Excerpted from the book Seven Practices of a Mindful Leader. Copyright © 2019 by Marc Lesser


SHARE THIS PAGE

SHARE THIS PAGE
share:

SUBSCRIBE TO OUR NEWSLETTER

CONNECT TO NEW WORLD LIBRARY

ARCHIVES

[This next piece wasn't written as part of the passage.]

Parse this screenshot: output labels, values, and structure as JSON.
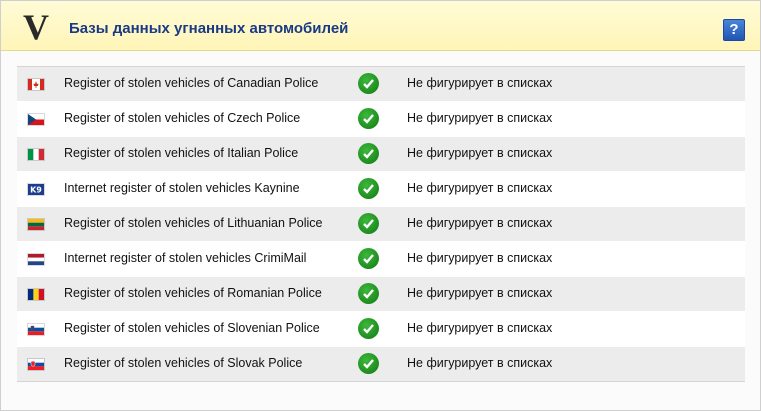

May 2019 (3)
April 2019 (4)
March 2019 (4)
February 2019 (4)
January 2019 (5)
December 2018 (3)
November 2018 (5)
October 2018 (4)
September 2018 (4)
August 2018 (4)
July 2018 (4)
June 2018 (5)
May 2018 (7)
April 2018 (5)
March 2018 (5)
February 2018 (5)
January 2018 (5)
December 2017 (3)
November 2017 (6)
October 2017 (6)
September 2017 (6)
August 2017 (6)
July 2017 (5)
June 2017 (7)
May 2017 (6)
April 2017 (6)
March 2017 (8)
February 2017 (5)
January 2017 (5)
December 2016 (6)
November 2016 (8)
October 2016 (6)
September 2016 (7)
August 2016 (6)
July 2016 (6)
June 2016 (7)
May 2016 (7)
April 2016 (6)
March 2016 (7)
February 2016 (6)
January 2016 (6)
December 2015 (4)
November 2015 (7)
October 2015 (7)
September 2015 (6)
August 2015 (7)
July 2015 (9)
June 2015 (9)
May 2015 (8)
April 2015 (9)
March 2015 (9)
February 2015 (8)
January 2015 (8)
December 2014 (7)
November 2014 (7)
October 2014 (9)
September 2014 (9)
August 2014 (8)
July 2014 (10)
June 2014 (8)
May 2014 (9)
April 2014 (8)
March 2014 (9)
February 2014 (9)
January 2014 (7)
December 2013 (7)
November 2013 (4)
October 2013 (5)
September 2013 (4)
August 2013 (4)
July 2013 (3)
June 2013 (3)
May 2013 (4)
April 2013 (4)
March 2013 (3)
February 2013 (3)
January 2013 (2)
December 2012 (4)
November 2012 (4)
October 2012 (5)
September 2012 (2)
August 2012 (3)
July 2012 (2)
June 2012 (3)
May 2012 (2)
April 2012 (3)
March 2012 (5)
February 2012 (3)
January 2012 (4)
December 2011 (4)
November 2011 (3)
October 2011 (4)
September 2011 (5)
August 2011 (4)
July 2011 (2)
June 2011 (3)
May 2011 (3)
April 2011 (4)
March 2011 (4)
February 2011 (3)
January 2011 (1)
December 2010 (3)
November 2010 (3)
October 2010 (4)
September 2010 (2)
August 2010 (4)
July 2010 (4)
June 2010 (2)
May 2010 (4)
April 2010 (5)
March 2010 (5)
February 2010 (1)